◆ Brief ◆
In the listing below, tally each line that contains "Handphone". Reply with the total only.

Records provided Block Start

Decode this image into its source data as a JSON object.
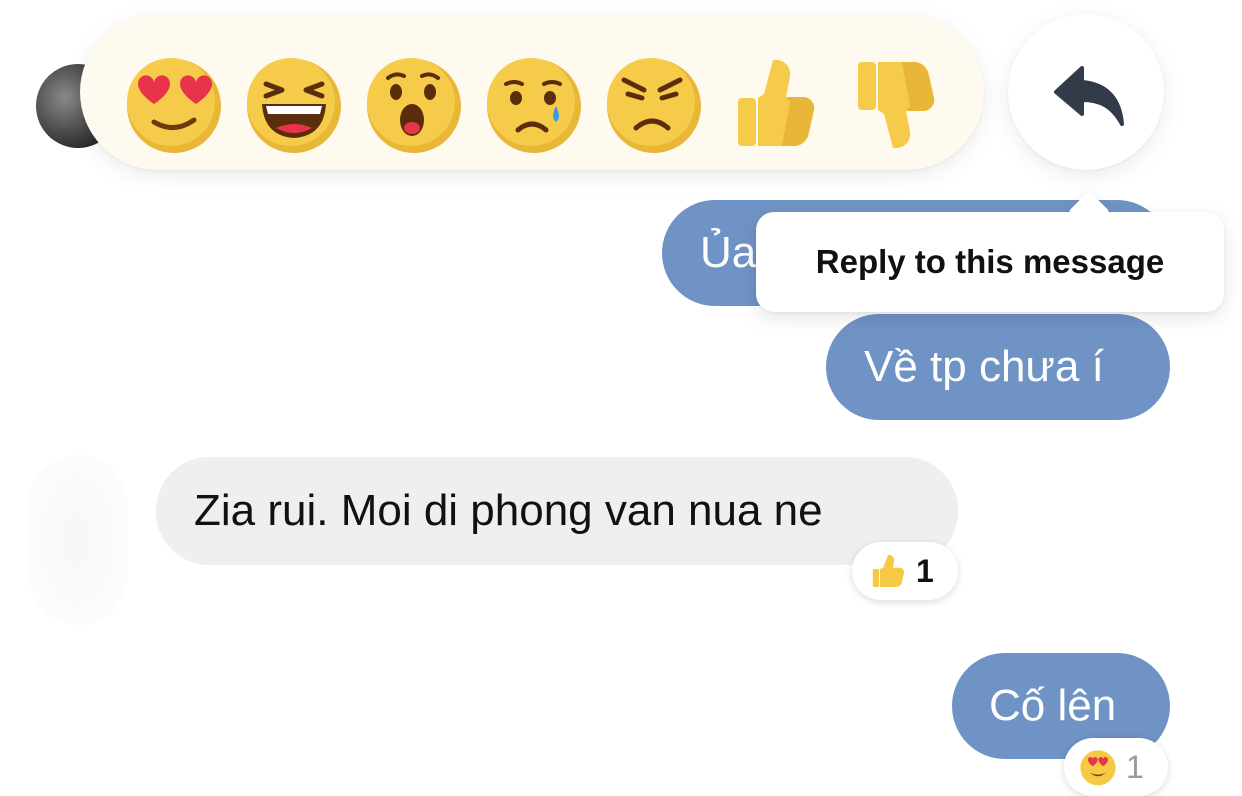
{
  "reaction_bar": {
    "reactions": [
      {
        "name": "love"
      },
      {
        "name": "haha"
      },
      {
        "name": "wow"
      },
      {
        "name": "sad"
      },
      {
        "name": "angry"
      },
      {
        "name": "like"
      },
      {
        "name": "dislike"
      }
    ]
  },
  "tooltip": {
    "text": "Reply to this message"
  },
  "messages": [
    {
      "id": "m1",
      "direction": "outgoing",
      "text": "Ủa"
    },
    {
      "id": "m2",
      "direction": "outgoing",
      "text": "Về tp chưa í"
    },
    {
      "id": "m3",
      "direction": "incoming",
      "text": "Zia rui. Moi di phong van nua ne",
      "reaction": {
        "icon": "thumbs-up-icon",
        "count": "1"
      }
    },
    {
      "id": "m4",
      "direction": "outgoing",
      "text": "Cố lên",
      "reaction": {
        "icon": "heart-eyes-icon",
        "count": "1"
      }
    }
  ],
  "colors": {
    "outgoing_bubble": "#6f93c4",
    "outgoing_bubble_selected": "#5e7fae",
    "incoming_bubble": "#efefef",
    "emoji_yellow": "#f6c944"
  }
}
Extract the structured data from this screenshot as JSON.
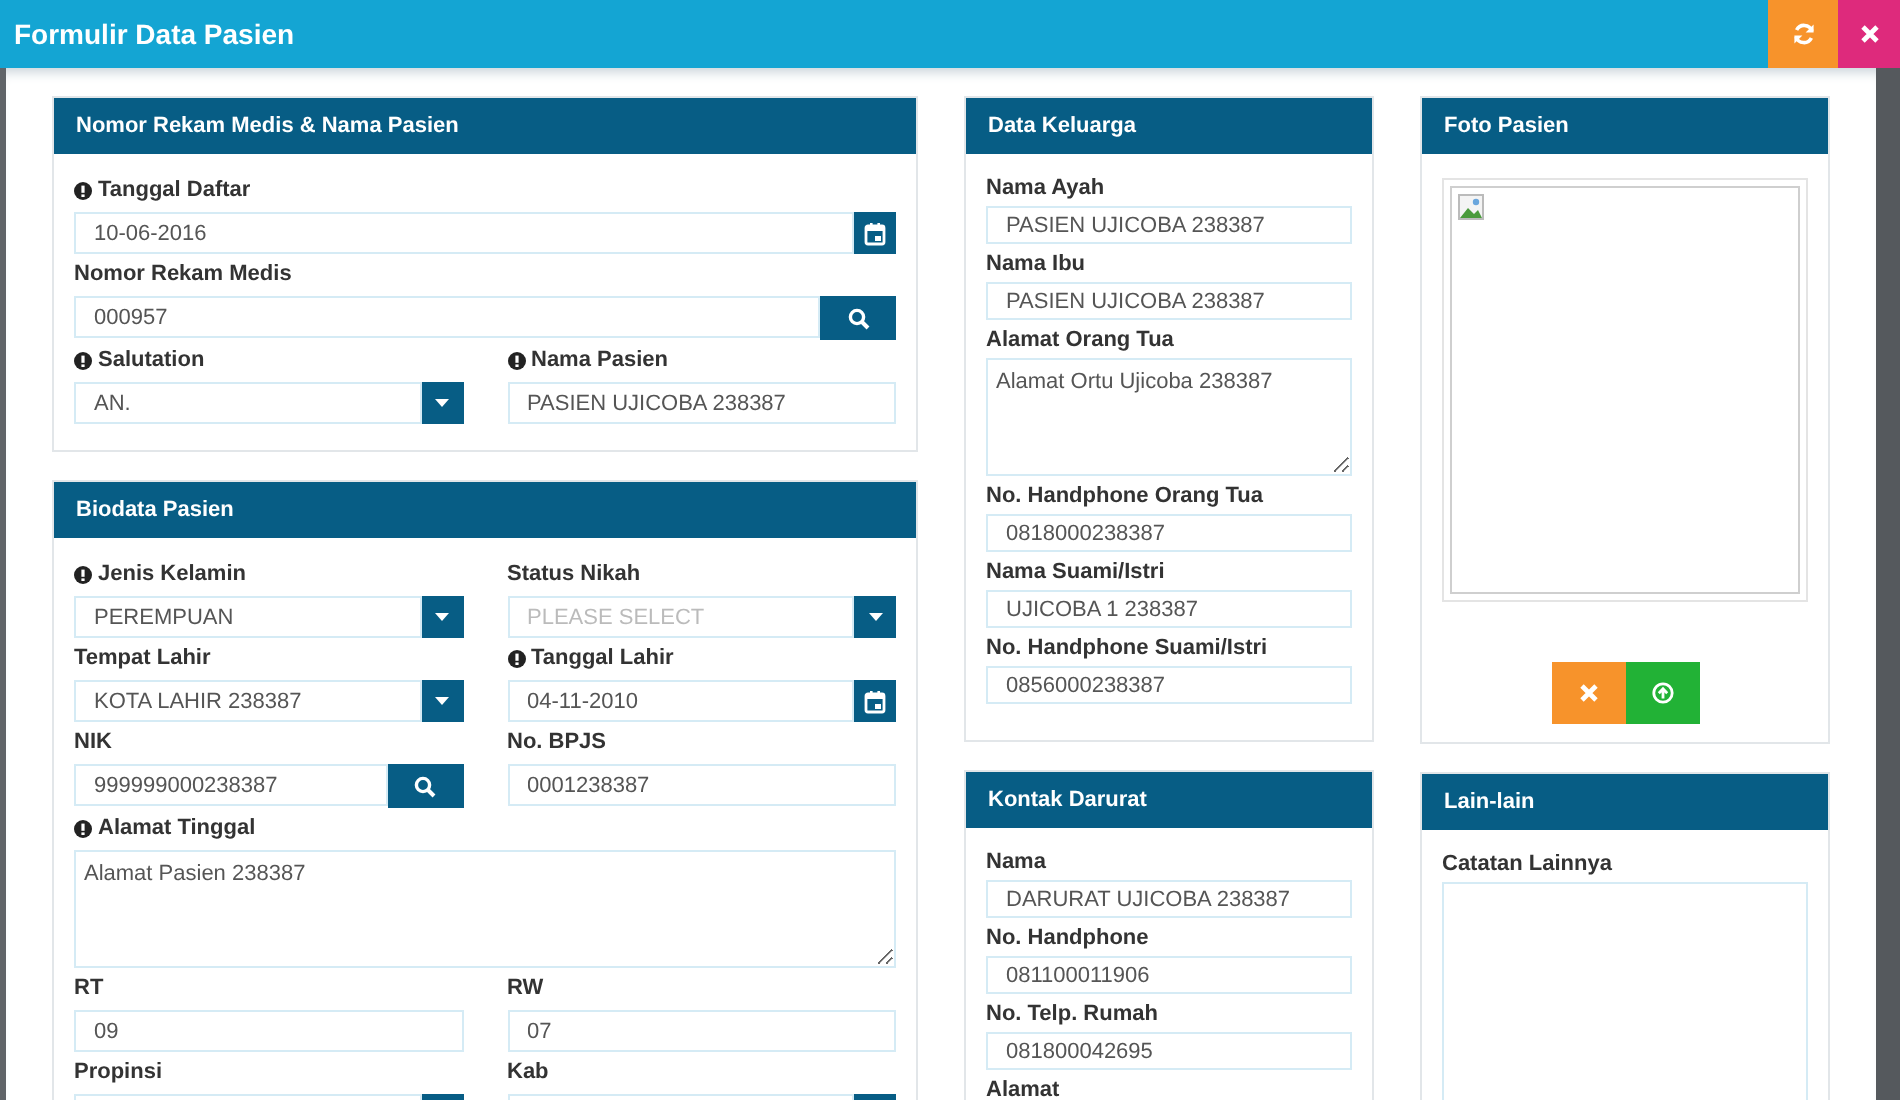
{
  "window": {
    "title": "Formulir Data Pasien"
  },
  "columns": [
    {
      "panels": [
        {
          "title": "Nomor Rekam Medis & Nama Pasien",
          "rows": [
            [
              {
                "kind": "date",
                "label": "Tanggal Daftar",
                "required": true,
                "value": "10-06-2016"
              }
            ],
            [
              {
                "kind": "search",
                "label": "Nomor Rekam Medis",
                "required": false,
                "value": "000957"
              }
            ],
            [
              {
                "kind": "select",
                "label": "Salutation",
                "required": true,
                "value": "AN."
              },
              {
                "kind": "text",
                "label": "Nama Pasien",
                "required": true,
                "value": "PASIEN UJICOBA 238387"
              }
            ]
          ]
        },
        {
          "title": "Biodata Pasien",
          "rows": [
            [
              {
                "kind": "select",
                "label": "Jenis Kelamin",
                "required": true,
                "value": "PEREMPUAN"
              },
              {
                "kind": "select",
                "label": "Status Nikah",
                "required": false,
                "placeholder": "PLEASE SELECT"
              }
            ],
            [
              {
                "kind": "select",
                "label": "Tempat Lahir",
                "required": false,
                "value": "KOTA LAHIR 238387"
              },
              {
                "kind": "date",
                "label": "Tanggal Lahir",
                "required": true,
                "value": "04-11-2010"
              }
            ],
            [
              {
                "kind": "search",
                "label": "NIK",
                "required": false,
                "value": "999999000238387"
              },
              {
                "kind": "text",
                "label": "No. BPJS",
                "required": false,
                "value": "0001238387"
              }
            ],
            [
              {
                "kind": "textarea",
                "label": "Alamat Tinggal",
                "required": true,
                "value": "Alamat Pasien 238387"
              }
            ],
            [
              {
                "kind": "text",
                "label": "RT",
                "required": false,
                "value": "09"
              },
              {
                "kind": "text",
                "label": "RW",
                "required": false,
                "value": "07"
              }
            ],
            [
              {
                "kind": "select",
                "label": "Propinsi",
                "required": false
              },
              {
                "kind": "select",
                "label": "Kab",
                "required": false
              }
            ]
          ]
        }
      ]
    },
    {
      "panels": [
        {
          "title": "Data Keluarga",
          "rows": [
            [
              {
                "kind": "text",
                "label": "Nama Ayah",
                "required": false,
                "value": "PASIEN UJICOBA 238387"
              }
            ],
            [
              {
                "kind": "text",
                "label": "Nama Ibu",
                "required": false,
                "value": "PASIEN UJICOBA 238387"
              }
            ],
            [
              {
                "kind": "textarea",
                "label": "Alamat Orang Tua",
                "required": false,
                "value": "Alamat Ortu Ujicoba 238387"
              }
            ],
            [
              {
                "kind": "text",
                "label": "No. Handphone Orang Tua",
                "required": false,
                "value": "0818000238387"
              }
            ],
            [
              {
                "kind": "text",
                "label": "Nama Suami/Istri",
                "required": false,
                "value": "UJICOBA 1 238387"
              }
            ],
            [
              {
                "kind": "text",
                "label": "No. Handphone Suami/Istri",
                "required": false,
                "value": "0856000238387"
              }
            ]
          ]
        },
        {
          "title": "Kontak Darurat",
          "rows": [
            [
              {
                "kind": "text",
                "label": "Nama",
                "required": false,
                "value": "DARURAT UJICOBA 238387"
              }
            ],
            [
              {
                "kind": "text",
                "label": "No. Handphone",
                "required": false,
                "value": "081100011906"
              }
            ],
            [
              {
                "kind": "text",
                "label": "No. Telp. Rumah",
                "required": false,
                "value": "081800042695"
              }
            ],
            [
              {
                "kind": "label",
                "label": "Alamat",
                "required": false
              }
            ]
          ]
        }
      ]
    },
    {
      "panels": [
        {
          "title": "Foto Pasien",
          "rows": [
            [
              {
                "kind": "photo"
              }
            ]
          ]
        },
        {
          "title": "Lain-lain",
          "rows": [
            [
              {
                "kind": "textarea",
                "label": "Catatan Lainnya",
                "required": false
              }
            ]
          ]
        }
      ]
    }
  ]
}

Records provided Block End

◆ Solution for this exercise ◆
3